Something that is only a problem for me is I usually watch these bombs on their opening weekend (cause I have no life) and it is only months later that I find out they bomb. By then I have to watch it again to refresh my memory to write a review. Again, this is only a problem for me (especially for the really bad movies) and I am essentially complaining to the open air.
Anyway, The Last Stand is the tale of two halves. The first half is so painfully dull I got so close to turning the movie off. You see, it takes nearly half the movie to get this ridiculous plot underway. We have to explain how the most notorious drug cartel leader in history escapes from federal custody, escapes road blocks, escapes helicopters, escapes every police agency and the military, and the ONLY person able to stop him is Arnold Schwarzenegger. A killer robot from the future is frankly more plausible after seeing the things the writers pull out of their collective asses. But the worst part is none of it is interesting. We know this is the dirty work of getting the plot underway and there is no chance of the bad guy getting stopped prior to getting to the town so we are just sitting as the movie goes through the motions.
It might ease the pain if the characters are interesting or if the dialog were fun but outside of Arnold, there is no one I care about. Forrest Whitaker has the thankless role of barking out feeble administrative lines like “Talk to me people!” or “Get so and so on the line!” or “I want this guy caught yesterday!” Every once and a while we check in on Arnold and he gives his usual cheesy line reads that make you wax nostalgic or laugh at Peter Stormare who I think is trying a Texan accent but if it is it is officially the worst attempt at an accent ever. But all of that is fleeting as we have to sit through another scene of tension-less driving from the bad buy or another scene of boring exposition about how an attack helicopter couldn’t blow this guy’s car off the road. I don’t care.
It is not until the halfway mark that we finally get our main characters in an action scene and I let out an enormous sigh of relief.

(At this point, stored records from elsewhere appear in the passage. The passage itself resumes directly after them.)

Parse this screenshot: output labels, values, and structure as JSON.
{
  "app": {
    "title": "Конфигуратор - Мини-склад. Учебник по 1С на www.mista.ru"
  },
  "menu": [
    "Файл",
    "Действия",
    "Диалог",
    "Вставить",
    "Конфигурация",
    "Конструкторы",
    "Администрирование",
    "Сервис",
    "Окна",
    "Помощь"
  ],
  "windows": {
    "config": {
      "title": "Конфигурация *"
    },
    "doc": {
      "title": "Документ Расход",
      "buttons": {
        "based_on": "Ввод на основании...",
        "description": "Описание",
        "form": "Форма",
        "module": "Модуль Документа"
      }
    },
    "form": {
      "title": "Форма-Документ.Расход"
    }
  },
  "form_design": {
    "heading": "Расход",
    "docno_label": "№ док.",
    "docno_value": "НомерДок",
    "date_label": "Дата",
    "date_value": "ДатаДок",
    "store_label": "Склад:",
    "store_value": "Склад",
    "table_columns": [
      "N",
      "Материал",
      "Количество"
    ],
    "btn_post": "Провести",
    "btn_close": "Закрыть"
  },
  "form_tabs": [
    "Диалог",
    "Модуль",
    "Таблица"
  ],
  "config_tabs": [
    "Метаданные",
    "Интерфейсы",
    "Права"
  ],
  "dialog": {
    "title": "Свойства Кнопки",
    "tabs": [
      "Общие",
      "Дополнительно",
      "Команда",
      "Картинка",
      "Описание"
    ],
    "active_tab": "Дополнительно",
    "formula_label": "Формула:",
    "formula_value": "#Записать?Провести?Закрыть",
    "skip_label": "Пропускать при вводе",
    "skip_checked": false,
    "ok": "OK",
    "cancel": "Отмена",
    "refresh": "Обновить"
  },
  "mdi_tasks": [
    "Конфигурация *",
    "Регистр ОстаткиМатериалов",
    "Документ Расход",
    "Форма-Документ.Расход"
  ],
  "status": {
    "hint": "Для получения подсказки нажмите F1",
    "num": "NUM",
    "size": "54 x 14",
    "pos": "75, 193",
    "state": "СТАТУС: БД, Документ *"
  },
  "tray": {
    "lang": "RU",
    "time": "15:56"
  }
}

The movie spent a long time establishing the climax and when it comes, it thankfully does not disappoint. The action is fun and Arnold does enough badass things to make you squee. There is a good dose of self-deprecating humor and all in all it is a well choreographed action scene. If it is one thing the director got right, it is how to effectively use Schwarzenegger in action at his age.
The Last Stand is solely for those who are Arnold fans yearning for his comeback. And even on those terms, your mileage varies. While I had a blast with the climax of the movie, it is incredibly hard to muck through the slow and uninteresting first half. Really, I want a Phantom Edit made which starts off in the second half and you can just open with a title card that explains “Bad guy has to escape through town to get to Mexico. Arnold Schwarzenegger is the sheriff of the town. Don’t ask about what the feds, military, or state police are doing because crappy writing. Enjoy.”